WEST LAFAYETTE, Ind. - Researchers have developed a new technique using sensors to constantly monitor the health of bacteria critical to wastewater treatment facilities and have verified a theory that copper is vital to the proper functioning of a key enzyme in the bacteria.
The new method senses minute changes in chemistry related to bacterial health and yields results immediately, unlike conventional technologies, which require laboratory analyses taking at least a day. This immediacy could make it possible to detect when bacteria are about to stop processing waste and correct the problem before toxins are released into waterways, said Eric McLamore, a postdoctoral research associate in civil engineering.
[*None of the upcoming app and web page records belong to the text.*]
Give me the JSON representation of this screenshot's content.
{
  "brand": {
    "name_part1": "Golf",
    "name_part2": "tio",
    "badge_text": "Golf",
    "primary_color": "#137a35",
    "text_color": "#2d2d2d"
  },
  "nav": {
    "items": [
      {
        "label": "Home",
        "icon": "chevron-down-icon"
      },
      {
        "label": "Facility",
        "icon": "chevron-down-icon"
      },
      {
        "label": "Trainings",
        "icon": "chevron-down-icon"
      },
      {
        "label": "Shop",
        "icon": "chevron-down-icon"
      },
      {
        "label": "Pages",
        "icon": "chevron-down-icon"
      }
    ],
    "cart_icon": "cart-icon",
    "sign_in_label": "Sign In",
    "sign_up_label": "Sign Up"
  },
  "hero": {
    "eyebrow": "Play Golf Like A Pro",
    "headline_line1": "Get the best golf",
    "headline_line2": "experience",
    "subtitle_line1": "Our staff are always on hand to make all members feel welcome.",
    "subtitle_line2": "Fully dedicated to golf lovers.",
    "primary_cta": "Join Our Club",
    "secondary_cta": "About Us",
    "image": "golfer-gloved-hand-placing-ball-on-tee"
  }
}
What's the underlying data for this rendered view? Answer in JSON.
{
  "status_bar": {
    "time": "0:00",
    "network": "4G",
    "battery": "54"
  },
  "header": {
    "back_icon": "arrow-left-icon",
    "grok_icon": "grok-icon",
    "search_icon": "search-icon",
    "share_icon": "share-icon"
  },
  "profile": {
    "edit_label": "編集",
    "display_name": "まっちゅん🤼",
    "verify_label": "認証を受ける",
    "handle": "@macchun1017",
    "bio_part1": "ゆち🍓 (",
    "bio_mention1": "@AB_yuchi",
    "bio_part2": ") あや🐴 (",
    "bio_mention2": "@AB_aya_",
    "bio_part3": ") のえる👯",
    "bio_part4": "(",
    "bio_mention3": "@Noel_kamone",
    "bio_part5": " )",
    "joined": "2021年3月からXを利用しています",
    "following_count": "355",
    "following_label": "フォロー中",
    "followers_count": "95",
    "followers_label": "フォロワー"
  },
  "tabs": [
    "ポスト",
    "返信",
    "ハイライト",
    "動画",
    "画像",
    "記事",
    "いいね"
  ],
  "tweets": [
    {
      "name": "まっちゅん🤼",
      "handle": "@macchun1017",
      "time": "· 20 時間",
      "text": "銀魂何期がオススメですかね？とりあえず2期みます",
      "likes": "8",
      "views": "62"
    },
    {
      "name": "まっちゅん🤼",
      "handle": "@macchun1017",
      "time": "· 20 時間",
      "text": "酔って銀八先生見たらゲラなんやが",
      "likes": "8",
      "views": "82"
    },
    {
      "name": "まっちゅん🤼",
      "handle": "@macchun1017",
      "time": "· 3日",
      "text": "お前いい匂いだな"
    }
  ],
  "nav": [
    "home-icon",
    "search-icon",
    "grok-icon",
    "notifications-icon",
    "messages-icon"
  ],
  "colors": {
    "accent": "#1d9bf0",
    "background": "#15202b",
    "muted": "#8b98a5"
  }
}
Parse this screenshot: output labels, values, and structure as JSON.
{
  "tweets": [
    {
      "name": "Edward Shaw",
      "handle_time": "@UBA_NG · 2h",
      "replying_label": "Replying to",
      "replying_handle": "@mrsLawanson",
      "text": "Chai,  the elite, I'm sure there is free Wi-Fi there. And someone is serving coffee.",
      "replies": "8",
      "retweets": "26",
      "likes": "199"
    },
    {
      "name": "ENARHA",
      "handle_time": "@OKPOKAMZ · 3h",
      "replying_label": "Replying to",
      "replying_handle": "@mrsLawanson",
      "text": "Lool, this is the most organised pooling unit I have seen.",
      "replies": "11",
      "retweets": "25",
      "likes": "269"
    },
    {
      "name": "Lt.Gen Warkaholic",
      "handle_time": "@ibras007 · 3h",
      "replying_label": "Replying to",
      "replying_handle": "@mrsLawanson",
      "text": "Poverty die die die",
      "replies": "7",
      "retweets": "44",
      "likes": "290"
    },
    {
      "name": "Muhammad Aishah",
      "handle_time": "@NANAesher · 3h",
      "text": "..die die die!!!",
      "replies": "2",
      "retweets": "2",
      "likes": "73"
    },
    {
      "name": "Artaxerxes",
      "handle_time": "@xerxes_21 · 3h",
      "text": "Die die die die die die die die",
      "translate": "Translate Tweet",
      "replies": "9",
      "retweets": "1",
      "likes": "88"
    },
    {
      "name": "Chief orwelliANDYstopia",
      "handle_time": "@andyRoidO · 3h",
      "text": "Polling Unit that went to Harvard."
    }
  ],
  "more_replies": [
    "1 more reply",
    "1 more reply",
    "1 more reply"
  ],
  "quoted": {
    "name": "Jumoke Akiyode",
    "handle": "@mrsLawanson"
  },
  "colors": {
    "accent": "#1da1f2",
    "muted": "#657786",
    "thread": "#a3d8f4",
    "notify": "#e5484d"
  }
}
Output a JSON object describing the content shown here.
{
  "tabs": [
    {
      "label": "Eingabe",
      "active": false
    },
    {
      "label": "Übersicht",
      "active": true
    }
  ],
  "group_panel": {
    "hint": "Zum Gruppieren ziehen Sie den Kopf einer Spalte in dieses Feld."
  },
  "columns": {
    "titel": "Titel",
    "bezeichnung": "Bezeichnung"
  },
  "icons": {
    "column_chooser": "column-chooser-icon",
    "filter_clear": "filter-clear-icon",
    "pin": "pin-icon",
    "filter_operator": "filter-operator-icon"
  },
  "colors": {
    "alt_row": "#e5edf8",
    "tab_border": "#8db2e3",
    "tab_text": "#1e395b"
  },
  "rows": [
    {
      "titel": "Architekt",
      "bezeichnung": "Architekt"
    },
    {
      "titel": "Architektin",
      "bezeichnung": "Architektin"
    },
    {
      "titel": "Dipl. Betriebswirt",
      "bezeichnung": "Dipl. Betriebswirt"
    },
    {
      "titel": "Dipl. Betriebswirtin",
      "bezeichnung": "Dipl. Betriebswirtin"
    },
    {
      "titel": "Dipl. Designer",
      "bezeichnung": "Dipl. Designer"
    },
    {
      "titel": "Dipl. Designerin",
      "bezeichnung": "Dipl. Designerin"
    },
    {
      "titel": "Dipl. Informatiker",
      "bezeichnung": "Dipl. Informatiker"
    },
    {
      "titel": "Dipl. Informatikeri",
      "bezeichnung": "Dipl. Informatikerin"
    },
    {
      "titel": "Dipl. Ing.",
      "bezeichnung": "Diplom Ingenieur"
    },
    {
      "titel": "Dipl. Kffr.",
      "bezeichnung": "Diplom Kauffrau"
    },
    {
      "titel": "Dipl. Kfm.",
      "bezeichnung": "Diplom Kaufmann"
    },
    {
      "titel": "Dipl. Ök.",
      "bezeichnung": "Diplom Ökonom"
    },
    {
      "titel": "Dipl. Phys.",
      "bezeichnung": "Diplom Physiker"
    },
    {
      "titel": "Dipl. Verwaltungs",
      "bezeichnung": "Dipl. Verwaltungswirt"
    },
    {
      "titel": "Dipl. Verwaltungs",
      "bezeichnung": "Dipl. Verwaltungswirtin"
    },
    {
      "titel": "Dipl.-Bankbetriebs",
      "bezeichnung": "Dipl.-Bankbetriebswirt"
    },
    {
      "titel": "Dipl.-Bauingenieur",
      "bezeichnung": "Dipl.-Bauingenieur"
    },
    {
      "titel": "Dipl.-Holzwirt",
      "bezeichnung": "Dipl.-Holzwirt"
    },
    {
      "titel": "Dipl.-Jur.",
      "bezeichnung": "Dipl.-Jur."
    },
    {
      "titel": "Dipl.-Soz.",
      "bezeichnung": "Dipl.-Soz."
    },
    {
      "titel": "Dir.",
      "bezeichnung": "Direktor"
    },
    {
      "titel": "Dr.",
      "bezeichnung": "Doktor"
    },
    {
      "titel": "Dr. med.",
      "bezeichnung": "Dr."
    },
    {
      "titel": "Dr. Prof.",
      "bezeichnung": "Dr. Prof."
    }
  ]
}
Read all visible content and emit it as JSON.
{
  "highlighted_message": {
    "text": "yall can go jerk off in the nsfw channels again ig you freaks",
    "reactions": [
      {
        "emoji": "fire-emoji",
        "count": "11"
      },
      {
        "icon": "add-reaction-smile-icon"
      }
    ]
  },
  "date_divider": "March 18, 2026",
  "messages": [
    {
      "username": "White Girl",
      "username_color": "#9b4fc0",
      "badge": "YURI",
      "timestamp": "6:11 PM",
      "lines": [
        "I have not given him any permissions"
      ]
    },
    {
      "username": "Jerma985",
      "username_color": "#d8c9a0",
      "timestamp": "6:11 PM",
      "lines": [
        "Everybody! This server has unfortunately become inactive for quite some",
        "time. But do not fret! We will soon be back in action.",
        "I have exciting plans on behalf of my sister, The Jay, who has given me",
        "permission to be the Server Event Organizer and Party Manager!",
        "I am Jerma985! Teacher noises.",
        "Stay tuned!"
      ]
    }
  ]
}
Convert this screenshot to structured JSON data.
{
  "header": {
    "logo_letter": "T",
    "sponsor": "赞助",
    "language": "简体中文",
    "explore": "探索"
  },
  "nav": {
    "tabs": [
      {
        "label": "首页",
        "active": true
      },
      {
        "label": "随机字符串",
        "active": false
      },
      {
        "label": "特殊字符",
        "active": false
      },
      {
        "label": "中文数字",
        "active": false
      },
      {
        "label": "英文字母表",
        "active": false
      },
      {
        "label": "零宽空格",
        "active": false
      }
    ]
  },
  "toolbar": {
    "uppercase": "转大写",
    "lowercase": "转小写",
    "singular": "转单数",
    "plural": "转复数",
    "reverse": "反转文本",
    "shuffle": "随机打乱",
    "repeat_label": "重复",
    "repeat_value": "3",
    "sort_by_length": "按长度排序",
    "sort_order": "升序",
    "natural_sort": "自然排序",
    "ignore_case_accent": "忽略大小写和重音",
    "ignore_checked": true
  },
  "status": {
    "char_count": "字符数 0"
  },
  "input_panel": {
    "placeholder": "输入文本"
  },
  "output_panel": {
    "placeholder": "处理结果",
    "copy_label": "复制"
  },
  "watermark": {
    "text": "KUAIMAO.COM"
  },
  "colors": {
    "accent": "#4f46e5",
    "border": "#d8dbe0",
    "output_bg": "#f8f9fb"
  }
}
The technique also is a departure from conventional methods because established techniques require that bacterial "biofilms" be damaged or destroyed in order to be tested.
"It's important to monitor intact living specimens to obtain accurate data, and our approach is both non-invasive and a real-time technique," said Marshall Porterfield, an associate professor of agricultural and biological engineering.
Findings will be detailed in the Feb. 15 issue of the journal Biotechnology and Bioengineering. McLamore, Porterfield and M. Katherine Banks, head of the School of Civil Engineering and a professor of civil engineering, wrote the paper, which is being highlighted in the journal's "spotlight" section.
The biofilms are a matrix of wastewater-treatment organisms that coat natural or synthetic surfaces. A healthy population of the bacteria must be maintained for wastewater treatment facilities to operate properly, McLamore said.
The researchers used the method to study a type of bacterium called Nitrosomonas europaea. The microorganisms are referred to as nitrifying bacteria because they convert toxic ammonia from human wastes and fertilizer runoff into compounds called nitrites, which are further b
|Contact: Emil Venere|